It’s okay to have a core philosophy, but new methods for training are being discussed every day.
As an example, I used to do time-based conditioning, but then after watching Mike Boyle’s Complete Sports Conditioning, my world went up in flames.
So I gave heart rate monitors a whirl with my soccer players, and was blown away with the physiological results. They increased their conditioning, as well as their speed.
With that said, continuing education is about being open-minded, experimental, and fearless. It will always be worth giving something innovative a try.
What Are the Options for Continuing Education?
The internet is a beautiful thing. So that’s one option. There are plenty of strength and conditioning blogs, forums, and social media groups.
My top strength coaches to follow:
Oh, and do you even Google Scholar, bro? If you enjoy burying your head in research studies, by all means, go nerd out.
Personally, I hate research, but I’ll at least read the abstract and conclusion and have a pretty good idea of what crazy muscle fibers contract during an eccentric hamstring curl. If I go any further into a study than that, my eyes WILL BLEED.
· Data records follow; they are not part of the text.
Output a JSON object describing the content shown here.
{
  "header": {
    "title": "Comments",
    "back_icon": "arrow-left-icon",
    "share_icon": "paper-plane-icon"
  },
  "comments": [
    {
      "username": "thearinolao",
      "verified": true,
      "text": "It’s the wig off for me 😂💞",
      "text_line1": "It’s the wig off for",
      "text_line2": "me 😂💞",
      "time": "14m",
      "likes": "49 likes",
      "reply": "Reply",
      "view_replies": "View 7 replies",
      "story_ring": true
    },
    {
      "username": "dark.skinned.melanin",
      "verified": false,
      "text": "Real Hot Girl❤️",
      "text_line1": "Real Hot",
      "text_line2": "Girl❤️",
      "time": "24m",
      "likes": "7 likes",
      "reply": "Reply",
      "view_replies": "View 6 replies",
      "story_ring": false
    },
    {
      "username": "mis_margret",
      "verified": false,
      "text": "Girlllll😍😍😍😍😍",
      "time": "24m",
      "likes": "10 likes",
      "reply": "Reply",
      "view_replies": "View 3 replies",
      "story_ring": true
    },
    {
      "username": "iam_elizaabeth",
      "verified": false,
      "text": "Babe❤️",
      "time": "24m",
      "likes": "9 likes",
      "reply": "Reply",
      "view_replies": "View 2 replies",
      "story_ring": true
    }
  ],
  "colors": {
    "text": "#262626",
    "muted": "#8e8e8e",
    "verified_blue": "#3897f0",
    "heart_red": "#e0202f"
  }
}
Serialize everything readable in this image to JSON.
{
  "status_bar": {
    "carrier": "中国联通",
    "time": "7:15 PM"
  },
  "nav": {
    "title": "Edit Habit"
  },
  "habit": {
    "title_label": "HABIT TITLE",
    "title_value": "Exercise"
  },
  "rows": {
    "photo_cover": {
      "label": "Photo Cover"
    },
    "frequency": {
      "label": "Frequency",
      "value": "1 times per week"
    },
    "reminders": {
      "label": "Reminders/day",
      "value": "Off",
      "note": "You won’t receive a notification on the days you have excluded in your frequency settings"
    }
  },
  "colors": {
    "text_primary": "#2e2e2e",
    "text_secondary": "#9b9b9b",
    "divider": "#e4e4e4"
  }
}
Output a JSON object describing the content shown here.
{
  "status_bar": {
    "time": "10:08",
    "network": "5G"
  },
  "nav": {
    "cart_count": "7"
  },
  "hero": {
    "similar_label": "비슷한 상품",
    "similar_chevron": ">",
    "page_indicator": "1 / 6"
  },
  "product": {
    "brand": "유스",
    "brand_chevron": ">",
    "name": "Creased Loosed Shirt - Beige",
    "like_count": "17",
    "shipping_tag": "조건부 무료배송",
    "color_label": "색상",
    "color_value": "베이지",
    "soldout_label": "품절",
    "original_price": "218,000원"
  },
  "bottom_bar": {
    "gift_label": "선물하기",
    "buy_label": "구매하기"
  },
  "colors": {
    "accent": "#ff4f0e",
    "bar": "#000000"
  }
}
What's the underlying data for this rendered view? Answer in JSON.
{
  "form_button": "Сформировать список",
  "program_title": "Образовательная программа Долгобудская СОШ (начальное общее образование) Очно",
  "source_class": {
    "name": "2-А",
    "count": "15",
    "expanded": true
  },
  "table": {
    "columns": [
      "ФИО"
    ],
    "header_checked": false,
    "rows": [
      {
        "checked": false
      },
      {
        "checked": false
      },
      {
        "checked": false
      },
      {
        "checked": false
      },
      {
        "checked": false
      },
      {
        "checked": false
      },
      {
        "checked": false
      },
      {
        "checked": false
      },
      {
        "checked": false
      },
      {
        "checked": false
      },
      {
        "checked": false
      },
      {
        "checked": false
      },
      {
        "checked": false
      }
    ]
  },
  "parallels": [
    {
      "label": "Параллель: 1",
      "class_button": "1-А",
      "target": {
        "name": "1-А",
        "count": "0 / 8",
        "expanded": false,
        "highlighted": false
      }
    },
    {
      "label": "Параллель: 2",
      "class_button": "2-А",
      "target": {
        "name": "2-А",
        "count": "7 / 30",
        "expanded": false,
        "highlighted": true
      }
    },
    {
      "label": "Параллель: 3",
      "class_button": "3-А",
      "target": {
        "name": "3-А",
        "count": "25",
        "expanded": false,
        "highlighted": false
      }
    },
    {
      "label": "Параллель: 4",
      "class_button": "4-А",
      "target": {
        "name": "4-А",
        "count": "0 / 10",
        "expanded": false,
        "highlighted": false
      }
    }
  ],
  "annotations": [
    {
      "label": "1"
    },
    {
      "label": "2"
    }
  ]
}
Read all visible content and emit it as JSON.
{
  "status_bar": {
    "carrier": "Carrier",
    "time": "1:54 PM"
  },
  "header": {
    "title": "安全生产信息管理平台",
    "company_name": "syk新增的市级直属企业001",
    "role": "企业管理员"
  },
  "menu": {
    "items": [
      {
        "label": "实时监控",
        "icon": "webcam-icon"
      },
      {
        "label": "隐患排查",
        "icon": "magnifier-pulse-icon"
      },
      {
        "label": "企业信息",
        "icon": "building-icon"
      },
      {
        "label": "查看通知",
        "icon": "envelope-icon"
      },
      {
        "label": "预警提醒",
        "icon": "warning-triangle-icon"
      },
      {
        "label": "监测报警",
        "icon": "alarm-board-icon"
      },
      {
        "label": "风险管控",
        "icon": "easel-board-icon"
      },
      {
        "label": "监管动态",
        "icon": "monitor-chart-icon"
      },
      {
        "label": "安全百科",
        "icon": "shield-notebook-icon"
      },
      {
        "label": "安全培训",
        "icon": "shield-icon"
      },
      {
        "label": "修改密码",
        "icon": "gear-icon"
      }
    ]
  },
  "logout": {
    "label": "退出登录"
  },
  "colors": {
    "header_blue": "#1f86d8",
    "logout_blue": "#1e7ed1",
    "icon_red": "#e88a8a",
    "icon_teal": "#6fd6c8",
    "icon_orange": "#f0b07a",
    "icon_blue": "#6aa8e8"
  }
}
The internet is a great alternative if you want to evade spending your month’s rent on a conference or workshop. Don’t get me wrong, networking and attending conferences are the shit. But they do cost a pretty penny, while the internet is free. So it’s comforting to know you can get a plethora of information at no cost when money may be tight.
What About Books?
I love books. And while they may be a little more time consuming, I find plopping on a couch and reading tremendously relaxing.
Some of my favorite books divided into categories:
Time to put the reading specs on. But when you’re done, be sure to put the words you read into action.
Sure, you can read every book Gary V wrote on making-x-amount-of-money-by-selling-crap-online-and-investing-it-and-growing-your-social-media-following-and-shitting-glitter, but how are you going to take actionable steps to get to that point?
With that said, never stop learning, but also, never stop taking action.